Technically, The Passion is fairly impressive. Mel Gibson, who obviously has directing talent considering that his last venture, Braveheart, won Oscars for Best Picture and Best Director, puts his talent to good use. The movie is rich and the setting draws the audience into the city. His use of slow-motion shots does not seem cheesy at all, and the music works well with what is happening on screen. Thankfully, he was talked into including subtitles for the Aramaic and Latin languages spoken in the movie - he had originally planned for the movie to be released without any translation.
The movie really only stumbles in the flashbacks, which seem to chop up the "action" quite heavily. The transitions from the present time to the Jesus' past are a little too simple, and at times the flashbacks seem like nothing more than filler. It is quite obvious what Gibson is attempting to do, but he does not completely succeed.
The other questionable aspect of the movie, and the most surprising, is Gibson's use of the Devil and demons. I loved the portrayal of Satan (Rosalinda Celentano), but the amount of demons that Gibson literally portrays in the movie is a bit odd. The demons are probably the creepiest things I've seen since The Exorcist, and seemed to work more as a scare tactic than as a symbol of evil.

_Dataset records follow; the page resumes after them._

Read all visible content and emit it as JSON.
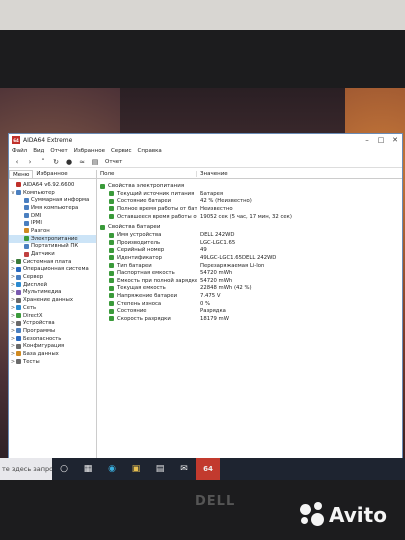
{
  "window": {
    "title": "AIDA64 Extreme",
    "app_icon_text": "64",
    "minimize": "–",
    "maximize": "□",
    "close": "✕"
  },
  "menu": [
    "Файл",
    "Вид",
    "Отчет",
    "Избранное",
    "Сервис",
    "Справка"
  ],
  "toolbar": {
    "report_label": "Отчет"
  },
  "left_tabs": [
    "Меню",
    "Избранное"
  ],
  "tree": [
    {
      "label": "AIDA64 v6.92.6600",
      "level": 0,
      "expander": "",
      "color": "#c0302a"
    },
    {
      "label": "Компьютер",
      "level": 0,
      "expander": "v",
      "color": "#4a7fc0"
    },
    {
      "label": "Суммарная информа",
      "level": 1,
      "expander": "",
      "color": "#4a7fc0"
    },
    {
      "label": "Имя компьютера",
      "level": 1,
      "expander": "",
      "color": "#4a7fc0"
    },
    {
      "label": "DMI",
      "level": 1,
      "expander": "",
      "color": "#4a7fc0"
    },
    {
      "label": "IPMI",
      "level": 1,
      "expander": "",
      "color": "#4a7fc0"
    },
    {
      "label": "Разгон",
      "level": 1,
      "expander": "",
      "color": "#d08a20"
    },
    {
      "label": "Электропитание",
      "level": 1,
      "expander": "",
      "color": "#3a9a3a",
      "selected": true
    },
    {
      "label": "Портативный ПК",
      "level": 1,
      "expander": "",
      "color": "#4a7fc0"
    },
    {
      "label": "Датчики",
      "level": 1,
      "expander": "",
      "color": "#c04040"
    },
    {
      "label": "Системная плата",
      "level": 0,
      "expander": ">",
      "color": "#3a7a3a"
    },
    {
      "label": "Операционная система",
      "level": 0,
      "expander": ">",
      "color": "#2a6ac0"
    },
    {
      "label": "Сервер",
      "level": 0,
      "expander": ">",
      "color": "#4a7fc0"
    },
    {
      "label": "Дисплей",
      "level": 0,
      "expander": ">",
      "color": "#2a8ad0"
    },
    {
      "label": "Мультимедиа",
      "level": 0,
      "expander": ">",
      "color": "#7a5ab0"
    },
    {
      "label": "Хранение данных",
      "level": 0,
      "expander": ">",
      "color": "#6a6a6a"
    },
    {
      "label": "Сеть",
      "level": 0,
      "expander": ">",
      "color": "#2a8ad0"
    },
    {
      "label": "DirectX",
      "level": 0,
      "expander": ">",
      "color": "#3a9a3a"
    },
    {
      "label": "Устройства",
      "level": 0,
      "expander": ">",
      "color": "#6a6a6a"
    },
    {
      "label": "Программы",
      "level": 0,
      "expander": ">",
      "color": "#4a7fc0"
    },
    {
      "label": "Безопасность",
      "level": 0,
      "expander": ">",
      "color": "#2a6ac0"
    },
    {
      "label": "Конфигурация",
      "level": 0,
      "expander": ">",
      "color": "#6a6a6a"
    },
    {
      "label": "База данных",
      "level": 0,
      "expander": ">",
      "color": "#d08a20"
    },
    {
      "label": "Тесты",
      "level": 0,
      "expander": ">",
      "color": "#6a6a6a"
    }
  ],
  "columns": {
    "field": "Поле",
    "value": "Значение"
  },
  "sections": [
    {
      "title": "Свойства электропитания",
      "rows": [
        {
          "field": "Текущий источник питания",
          "value": "Батарея"
        },
        {
          "field": "Состояние батареи",
          "value": "42 % (Неизвестно)"
        },
        {
          "field": "Полное время работы от бат",
          "value": "Неизвестно"
        },
        {
          "field": "Оставшееся время работы от",
          "value": "19052 сек (5 час, 17 мин, 32 сек)"
        }
      ]
    },
    {
      "title": "Свойства батареи",
      "rows": [
        {
          "field": "Имя устройства",
          "value": "DELL 242WD"
        },
        {
          "field": "Производитель",
          "value": "LGC-LGC1.65"
        },
        {
          "field": "Серийный номер",
          "value": "49"
        },
        {
          "field": "Идентификатор",
          "value": "49LGC-LGC1.65DELL 242WD"
        },
        {
          "field": "Тип батареи",
          "value": "Перезаряжаемая Li-Ion"
        },
        {
          "field": "Паспортная емкость",
          "value": "54720 mWh"
        },
        {
          "field": "Емкость при полной зарядке",
          "value": "54720 mWh"
        },
        {
          "field": "Текущая емкость",
          "value": "22848 mWh (42 %)"
        },
        {
          "field": "Напряжение батареи",
          "value": "7.475 V"
        },
        {
          "field": "Степень износа",
          "value": "0 %"
        },
        {
          "field": "Состояние",
          "value": "Разрядка"
        },
        {
          "field": "Скорость разрядки",
          "value": "18179 mW"
        }
      ]
    }
  ],
  "taskbar": {
    "search_text": "те здесь запрос",
    "aida_label": "64"
  },
  "brand": {
    "laptop": "DELL",
    "watermark": "Avito"
  }
}
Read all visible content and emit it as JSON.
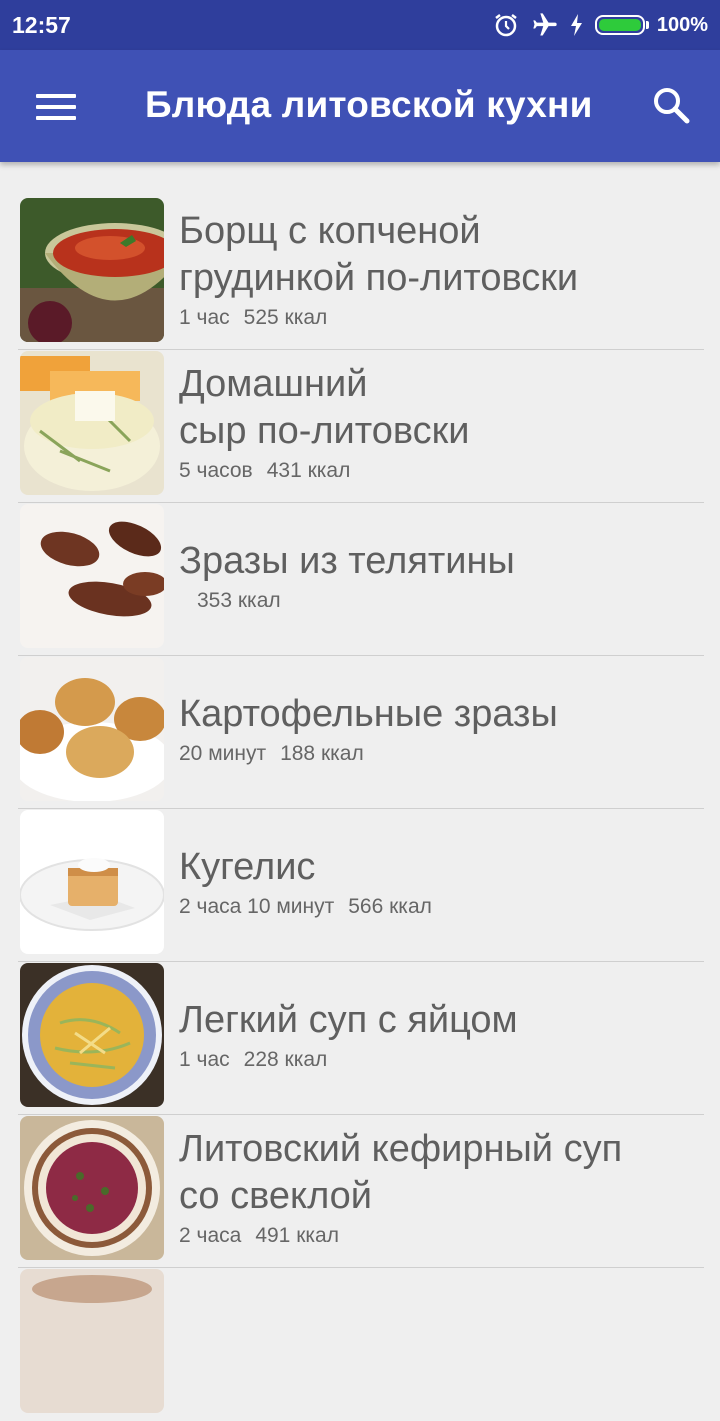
{
  "status": {
    "time": "12:57",
    "battery": "100%",
    "icons": [
      "alarm-icon",
      "airplane-icon",
      "charging-icon",
      "battery-icon"
    ]
  },
  "appbar": {
    "title": "Блюда литовской кухни",
    "menu_icon": "menu-icon",
    "search_icon": "search-icon"
  },
  "colors": {
    "statusbar": "#2f3e9c",
    "appbar": "#3f51b5",
    "background": "#efefef",
    "battery": "#2ecb3b"
  },
  "recipes": [
    {
      "line1": "Борщ с копченой",
      "line2": "грудинкой по-литовски",
      "time": "1 час",
      "kcal": "525 ккал"
    },
    {
      "line1": "Домашний",
      "line2": "сыр по-литовски",
      "time": "5 часов",
      "kcal": "431 ккал"
    },
    {
      "line1": "Зразы из телятины",
      "line2": "",
      "time": "",
      "kcal": "353 ккал"
    },
    {
      "line1": "Картофельные зразы",
      "line2": "",
      "time": "20 минут",
      "kcal": "188 ккал"
    },
    {
      "line1": "Кугелис",
      "line2": "",
      "time": "2 часа 10 минут",
      "kcal": "566 ккал"
    },
    {
      "line1": "Легкий суп с яйцом",
      "line2": "",
      "time": "1 час",
      "kcal": "228 ккал"
    },
    {
      "line1": "Литовский кефирный суп",
      "line2": "со свеклой",
      "time": "2 часа",
      "kcal": "491 ккал"
    }
  ]
}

Finally, I was unimpressed with the last minute or two of the film. The aerial shot looking straight down on the cliff where Jesus is crucified is weird, and the computerized raindrop (obviously symbolizing more than water) took some credibility out of an otherwise great-looking film. The use of computer graphics (including the hole in Jesus' hand) really takes something out of the final impact of the movie.

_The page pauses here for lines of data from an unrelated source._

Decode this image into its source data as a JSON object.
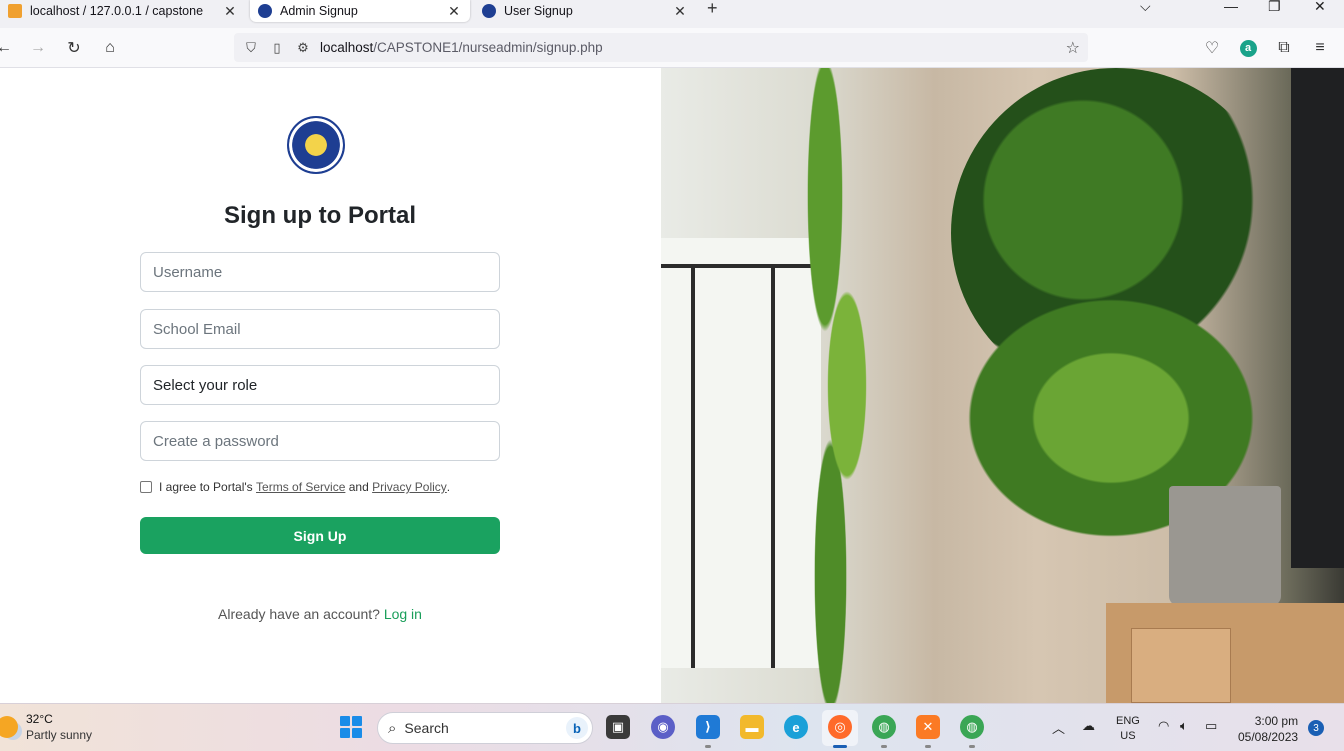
{
  "browser": {
    "tabs": [
      {
        "label": "localhost / 127.0.0.1 / capstone",
        "active": false
      },
      {
        "label": "Admin Signup",
        "active": true
      },
      {
        "label": "User Signup",
        "active": false
      }
    ],
    "url": {
      "host": "localhost",
      "path": "/CAPSTONE1/nurseadmin/signup.php"
    }
  },
  "form": {
    "title": "Sign up to Portal",
    "username_placeholder": "Username",
    "email_placeholder": "School Email",
    "role_selected": "Select your role",
    "password_placeholder": "Create a password",
    "agree_prefix": "I agree to Portal's",
    "terms_link": "Terms of Service",
    "and_text": "and",
    "privacy_link": "Privacy Policy",
    "period": ".",
    "submit_label": "Sign Up",
    "already_text": "Already have an account?",
    "login_link": "Log in"
  },
  "taskbar": {
    "temperature": "32°C",
    "weather": "Partly sunny",
    "search_label": "Search",
    "lang_line1": "ENG",
    "lang_line2": "US",
    "time": "3:00 pm",
    "date": "05/08/2023",
    "notifications": "3"
  },
  "colors": {
    "accent_green": "#1aa260",
    "login_green": "#1a9e5a"
  }
}
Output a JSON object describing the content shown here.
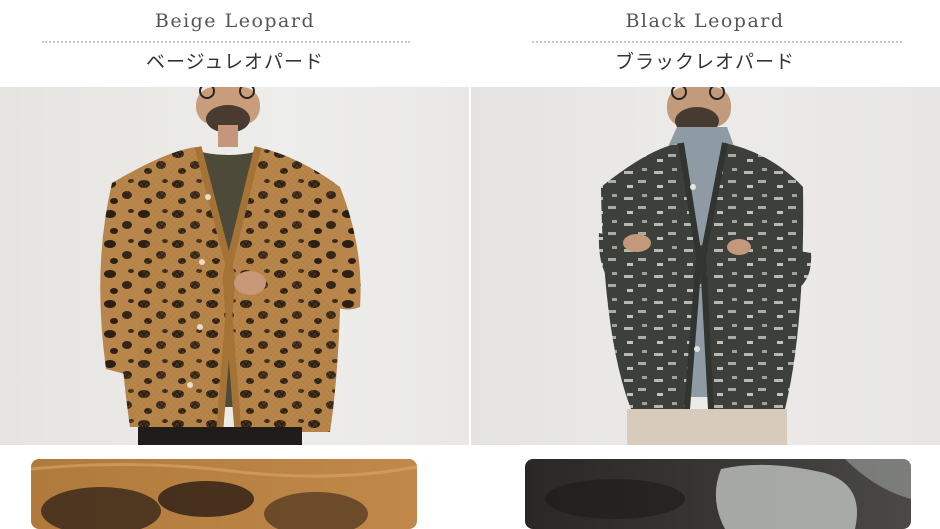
{
  "products": [
    {
      "title_en": "Beige Leopard",
      "title_ja": "ベージュレオパード",
      "colors": {
        "knit": "#b88546",
        "spot": "#2e2118",
        "inner": "#4e4a3a"
      }
    },
    {
      "title_en": "Black Leopard",
      "title_ja": "ブラックレオパード",
      "colors": {
        "knit": "#3f413c",
        "spot": "#b9bcb7",
        "inner": "#8f9ca5"
      }
    }
  ]
}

Changing directions, the acting overall is quite impressive. James Caveziel, who plays Jesus, does a good job. Claudia Gerini, who portrays Claudia Procles, also makes for an interesting character. Of course, with the actors speaking in languages that few people today speak, it is hard to fully grasp how well these actors have done (some Chinese complained that the accents in Crouching Tiger, Hidden Dragon were quite dreadful, but non-Mandarin speakers had no idea). All I can say is that while watching The Passion, I couldn't even recognize Caveziel, both physically and otherwise. That says something.
Mel Gibson has made an impressive movie that will be debated for years to come. It is a beautifully crafted movie that has a difficult but mesmerizing story to tell. Nevertheless, it is hard to determine how this movie will rate against other quality films come award season. For many, this story hits close to home, but from a purely critical viewpoint, there will be better movies this year. The Passion of The Christ is a force to be reckoned with, though, to some extent, that is based on the story and not the film itself.
Review by Erik Samdahl unless otherwise indicated.